On the 22nd of May, the Allied Chiefs of Defence gathered for their Military Committee in Chiefs of Defence Session at NATO Headquarters in Brussels.
The meetings are led by Air Chief Marshal Sir Stuart Peach, Chairman of the NATO Military Committee, and supported in each session by General André Lanata, Supreme Allied Commander Transformation, and General Tod D. Wolters, newly-appointed Supreme Allied Commander Europe.
The Chiefs of Defence discussed NATO’s current and future strategic challenges as well as NATO’s Military Strategy, its Deterrence and Defence Posture, the Alliance’s Readiness Initiative, NATO's Partnerships and its Enhanced Forward Presence.
In its seventy years, NATO has kept its allies safe by continuously adapting to new security challenges; today's rapid-changing security environment requires NATO decision-makers, like the Military Committee, to push forward in multiple directions: cyber, hybrid threats, modernization of the military command structure.
To tackle these issues, the Chiefs of Defence met with their Operational Partners and exchanged views on the current situation in Crimea; the engagement with other international actors and organisations, including the United Nations, the European Union, the Organization for Security and Co-operation in Europe, and the African Union; the strategic force hubs and their role in providing situational awareness and conduction training.
Also discussed was the NATO Command Structure and NATO Force Generation, the procedure by which Allies and partner countries resource the personnel and equipment needed to carry out North Atlantic Council-approved requirements, operations and missions.

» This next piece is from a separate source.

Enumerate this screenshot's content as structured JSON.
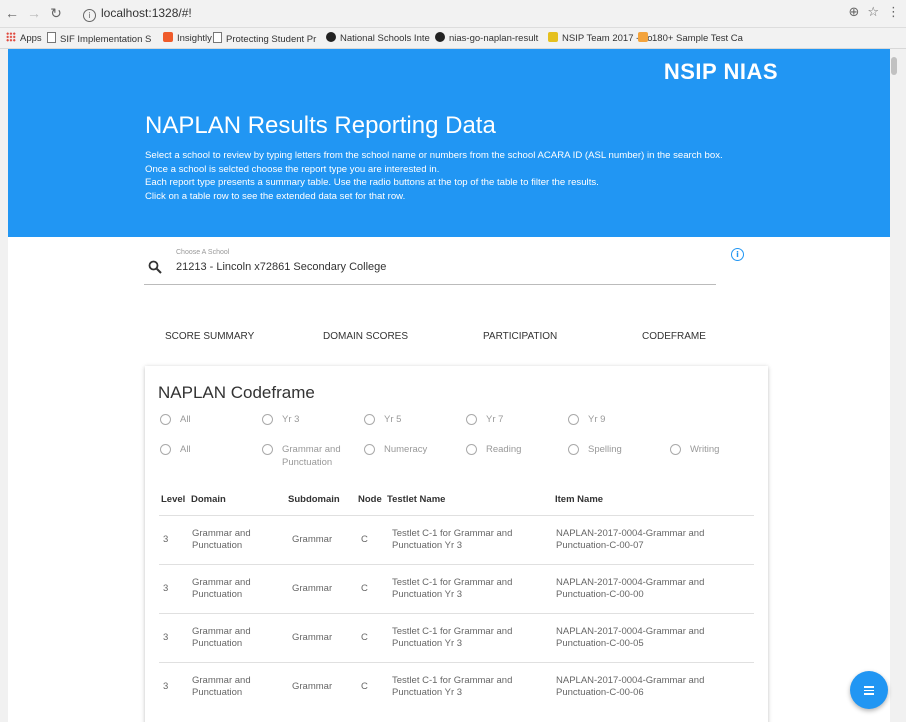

"Our final goal, with [Allied Command Operations] at our side, is to provide to warfighters the appropriate military tools, regarding the challenging environment, and allow them to accomplish their mission and guarantee security of Alliance's members," said General Lanata to highlight how Allied Command Transformation can support NATO's future.
Allied Command Transformation, as the Alliance’s Warfare Development Command, seeks to optimize NATO’s ability to meet the challenges of the future security environment. The organisation, with its partners, intends to design NATO’s coherent military instrument for today and tomorrow. With the fast pace of technological advance in defence matters, it is paramount to maintain this role in order to keep the Alliance’s edge.